**Required action**
Look for the string "printf" in the listing below and copy every line in which it appears.

**Given data**
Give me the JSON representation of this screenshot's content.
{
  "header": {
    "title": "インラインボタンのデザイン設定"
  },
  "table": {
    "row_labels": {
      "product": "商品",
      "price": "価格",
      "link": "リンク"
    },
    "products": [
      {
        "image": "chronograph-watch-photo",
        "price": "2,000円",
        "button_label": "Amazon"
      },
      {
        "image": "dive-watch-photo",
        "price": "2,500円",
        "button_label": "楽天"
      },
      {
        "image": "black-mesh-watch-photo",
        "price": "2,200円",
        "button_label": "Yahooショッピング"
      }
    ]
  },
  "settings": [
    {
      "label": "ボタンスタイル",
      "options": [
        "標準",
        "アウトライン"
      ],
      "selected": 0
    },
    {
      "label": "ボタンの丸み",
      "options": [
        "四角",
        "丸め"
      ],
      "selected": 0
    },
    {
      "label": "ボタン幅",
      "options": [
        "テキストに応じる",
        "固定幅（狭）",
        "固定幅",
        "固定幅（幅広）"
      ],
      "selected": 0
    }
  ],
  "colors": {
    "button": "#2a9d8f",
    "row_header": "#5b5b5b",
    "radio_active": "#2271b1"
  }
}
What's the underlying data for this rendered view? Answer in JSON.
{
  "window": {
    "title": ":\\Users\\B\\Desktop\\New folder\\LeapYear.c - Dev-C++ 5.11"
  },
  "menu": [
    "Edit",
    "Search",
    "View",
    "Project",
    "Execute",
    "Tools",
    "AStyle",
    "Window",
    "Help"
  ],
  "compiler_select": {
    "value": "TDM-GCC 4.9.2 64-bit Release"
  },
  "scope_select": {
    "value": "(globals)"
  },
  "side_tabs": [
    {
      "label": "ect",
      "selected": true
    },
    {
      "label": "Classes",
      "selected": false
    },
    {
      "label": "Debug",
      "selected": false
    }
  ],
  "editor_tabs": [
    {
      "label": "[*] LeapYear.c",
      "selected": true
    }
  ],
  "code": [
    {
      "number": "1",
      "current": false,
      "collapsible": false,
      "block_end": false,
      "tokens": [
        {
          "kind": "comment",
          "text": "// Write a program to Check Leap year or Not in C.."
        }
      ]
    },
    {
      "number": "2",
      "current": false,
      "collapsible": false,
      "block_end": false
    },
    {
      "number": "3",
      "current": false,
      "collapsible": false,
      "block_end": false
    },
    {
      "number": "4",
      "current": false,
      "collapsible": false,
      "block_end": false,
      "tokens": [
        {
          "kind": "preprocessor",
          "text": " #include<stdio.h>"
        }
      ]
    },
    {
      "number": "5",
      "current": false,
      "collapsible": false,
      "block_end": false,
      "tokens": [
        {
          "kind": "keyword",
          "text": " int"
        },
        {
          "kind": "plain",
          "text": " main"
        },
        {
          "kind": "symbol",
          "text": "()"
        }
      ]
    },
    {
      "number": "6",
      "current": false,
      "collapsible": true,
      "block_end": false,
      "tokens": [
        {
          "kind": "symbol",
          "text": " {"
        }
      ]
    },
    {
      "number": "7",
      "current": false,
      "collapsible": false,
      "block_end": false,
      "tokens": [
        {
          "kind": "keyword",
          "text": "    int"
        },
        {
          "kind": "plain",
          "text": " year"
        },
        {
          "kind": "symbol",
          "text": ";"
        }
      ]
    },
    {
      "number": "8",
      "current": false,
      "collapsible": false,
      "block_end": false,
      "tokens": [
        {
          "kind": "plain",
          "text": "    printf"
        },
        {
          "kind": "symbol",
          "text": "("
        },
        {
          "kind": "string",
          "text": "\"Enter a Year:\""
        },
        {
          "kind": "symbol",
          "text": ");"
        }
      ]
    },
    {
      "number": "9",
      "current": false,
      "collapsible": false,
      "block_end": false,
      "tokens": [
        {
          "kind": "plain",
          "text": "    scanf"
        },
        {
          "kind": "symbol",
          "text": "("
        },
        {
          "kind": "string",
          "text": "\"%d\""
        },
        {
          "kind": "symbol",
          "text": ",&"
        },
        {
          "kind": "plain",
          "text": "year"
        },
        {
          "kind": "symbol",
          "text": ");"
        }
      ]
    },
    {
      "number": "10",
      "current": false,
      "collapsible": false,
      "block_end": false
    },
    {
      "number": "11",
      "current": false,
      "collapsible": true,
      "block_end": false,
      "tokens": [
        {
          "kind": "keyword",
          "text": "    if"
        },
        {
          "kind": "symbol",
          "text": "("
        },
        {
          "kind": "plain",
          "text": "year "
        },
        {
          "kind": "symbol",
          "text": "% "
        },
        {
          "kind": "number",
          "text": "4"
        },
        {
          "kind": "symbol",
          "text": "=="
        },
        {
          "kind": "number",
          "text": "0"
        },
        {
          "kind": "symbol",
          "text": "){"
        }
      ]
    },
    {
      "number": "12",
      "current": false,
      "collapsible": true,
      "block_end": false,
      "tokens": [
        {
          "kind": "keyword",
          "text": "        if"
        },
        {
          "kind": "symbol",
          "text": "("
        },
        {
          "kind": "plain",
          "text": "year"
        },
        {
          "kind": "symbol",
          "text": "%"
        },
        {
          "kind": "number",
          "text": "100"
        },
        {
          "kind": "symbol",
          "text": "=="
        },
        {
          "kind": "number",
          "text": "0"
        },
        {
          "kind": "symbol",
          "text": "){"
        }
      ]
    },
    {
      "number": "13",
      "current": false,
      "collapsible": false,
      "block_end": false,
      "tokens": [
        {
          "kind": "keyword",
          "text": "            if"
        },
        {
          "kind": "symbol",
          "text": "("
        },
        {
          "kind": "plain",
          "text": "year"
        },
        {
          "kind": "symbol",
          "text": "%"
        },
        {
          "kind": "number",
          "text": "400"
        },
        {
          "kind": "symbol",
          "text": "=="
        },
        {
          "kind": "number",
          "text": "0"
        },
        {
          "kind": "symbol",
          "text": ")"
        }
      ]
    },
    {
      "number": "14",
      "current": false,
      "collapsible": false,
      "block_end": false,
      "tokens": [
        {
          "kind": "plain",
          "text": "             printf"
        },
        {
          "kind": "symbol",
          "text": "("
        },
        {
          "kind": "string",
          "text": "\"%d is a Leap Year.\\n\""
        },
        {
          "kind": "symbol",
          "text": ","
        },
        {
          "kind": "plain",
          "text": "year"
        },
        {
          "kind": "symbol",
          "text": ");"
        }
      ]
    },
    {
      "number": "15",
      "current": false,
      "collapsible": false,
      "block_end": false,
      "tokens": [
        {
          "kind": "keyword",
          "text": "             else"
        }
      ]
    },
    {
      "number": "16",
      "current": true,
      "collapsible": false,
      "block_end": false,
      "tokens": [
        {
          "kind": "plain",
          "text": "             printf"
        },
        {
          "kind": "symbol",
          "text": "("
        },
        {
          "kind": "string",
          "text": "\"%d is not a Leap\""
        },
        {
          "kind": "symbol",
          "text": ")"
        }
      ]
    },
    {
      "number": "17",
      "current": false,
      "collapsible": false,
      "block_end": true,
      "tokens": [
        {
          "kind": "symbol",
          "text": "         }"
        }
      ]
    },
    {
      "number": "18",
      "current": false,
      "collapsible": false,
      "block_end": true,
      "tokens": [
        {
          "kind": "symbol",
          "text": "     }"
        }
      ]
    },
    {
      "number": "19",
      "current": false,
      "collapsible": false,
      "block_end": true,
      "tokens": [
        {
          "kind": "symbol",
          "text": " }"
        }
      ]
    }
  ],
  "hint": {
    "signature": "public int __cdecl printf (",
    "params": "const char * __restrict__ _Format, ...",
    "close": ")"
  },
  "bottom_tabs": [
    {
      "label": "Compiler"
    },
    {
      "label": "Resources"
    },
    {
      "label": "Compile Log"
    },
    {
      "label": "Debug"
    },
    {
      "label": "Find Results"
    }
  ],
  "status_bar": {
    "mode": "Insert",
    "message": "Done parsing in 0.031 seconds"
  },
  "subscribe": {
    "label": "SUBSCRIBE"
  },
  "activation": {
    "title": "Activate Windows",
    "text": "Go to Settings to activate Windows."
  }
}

**Exercise answer**
          "text": "    printf"
          "text": "             printf"
          "text": "             printf"
    "signature": "public int __cdecl printf (",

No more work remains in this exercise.